Source records:
- Opening Delimiter -
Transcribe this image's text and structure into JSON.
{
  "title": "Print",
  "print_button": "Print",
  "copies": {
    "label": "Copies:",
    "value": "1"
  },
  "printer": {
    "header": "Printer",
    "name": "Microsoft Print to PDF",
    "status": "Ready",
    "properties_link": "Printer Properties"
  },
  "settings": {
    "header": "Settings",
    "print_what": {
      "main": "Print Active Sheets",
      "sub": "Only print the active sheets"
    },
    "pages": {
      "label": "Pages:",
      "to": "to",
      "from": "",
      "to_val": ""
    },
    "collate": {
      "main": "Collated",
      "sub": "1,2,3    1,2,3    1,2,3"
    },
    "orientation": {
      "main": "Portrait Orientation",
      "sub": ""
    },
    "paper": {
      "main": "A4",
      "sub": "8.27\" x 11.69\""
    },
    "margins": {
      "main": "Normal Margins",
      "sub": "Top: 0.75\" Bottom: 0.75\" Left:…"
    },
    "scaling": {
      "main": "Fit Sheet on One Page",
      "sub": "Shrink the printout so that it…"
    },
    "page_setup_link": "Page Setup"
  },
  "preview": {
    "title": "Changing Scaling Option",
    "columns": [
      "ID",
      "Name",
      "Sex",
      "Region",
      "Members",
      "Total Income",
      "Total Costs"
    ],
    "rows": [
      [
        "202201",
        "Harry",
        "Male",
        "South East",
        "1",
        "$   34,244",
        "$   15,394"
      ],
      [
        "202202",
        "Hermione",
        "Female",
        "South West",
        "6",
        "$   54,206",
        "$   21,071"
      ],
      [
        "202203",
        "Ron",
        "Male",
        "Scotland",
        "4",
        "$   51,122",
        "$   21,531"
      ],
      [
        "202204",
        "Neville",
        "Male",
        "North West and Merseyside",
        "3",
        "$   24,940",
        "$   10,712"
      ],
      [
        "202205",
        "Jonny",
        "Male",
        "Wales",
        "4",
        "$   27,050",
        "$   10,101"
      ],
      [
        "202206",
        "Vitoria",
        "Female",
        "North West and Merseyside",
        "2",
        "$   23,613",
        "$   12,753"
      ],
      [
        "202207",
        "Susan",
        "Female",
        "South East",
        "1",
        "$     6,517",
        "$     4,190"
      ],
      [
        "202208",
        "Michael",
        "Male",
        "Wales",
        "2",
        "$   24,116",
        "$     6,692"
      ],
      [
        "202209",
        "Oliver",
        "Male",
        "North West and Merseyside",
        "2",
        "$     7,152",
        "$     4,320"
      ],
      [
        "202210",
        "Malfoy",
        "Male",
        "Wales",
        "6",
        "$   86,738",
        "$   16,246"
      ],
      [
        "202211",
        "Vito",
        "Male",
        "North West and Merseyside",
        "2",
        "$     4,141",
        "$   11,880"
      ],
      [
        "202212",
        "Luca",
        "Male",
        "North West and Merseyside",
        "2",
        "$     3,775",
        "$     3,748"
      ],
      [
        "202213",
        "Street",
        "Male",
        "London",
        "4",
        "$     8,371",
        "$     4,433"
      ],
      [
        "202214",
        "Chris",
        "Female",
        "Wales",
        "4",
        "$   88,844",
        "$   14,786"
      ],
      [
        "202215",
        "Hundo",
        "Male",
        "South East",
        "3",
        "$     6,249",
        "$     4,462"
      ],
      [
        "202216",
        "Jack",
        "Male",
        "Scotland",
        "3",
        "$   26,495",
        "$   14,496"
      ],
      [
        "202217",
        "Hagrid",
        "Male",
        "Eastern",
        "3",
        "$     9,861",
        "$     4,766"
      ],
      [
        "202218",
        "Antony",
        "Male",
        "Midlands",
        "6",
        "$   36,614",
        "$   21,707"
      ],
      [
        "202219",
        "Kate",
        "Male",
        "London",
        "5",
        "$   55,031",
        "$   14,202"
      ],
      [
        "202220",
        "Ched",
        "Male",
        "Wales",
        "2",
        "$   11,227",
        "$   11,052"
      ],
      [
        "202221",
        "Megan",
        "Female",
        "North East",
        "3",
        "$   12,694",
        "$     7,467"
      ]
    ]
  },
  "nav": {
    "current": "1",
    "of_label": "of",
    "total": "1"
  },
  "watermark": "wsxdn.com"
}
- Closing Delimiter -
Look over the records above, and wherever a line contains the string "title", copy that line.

  "title": "Print",
    "title": "Changing Scaling Option",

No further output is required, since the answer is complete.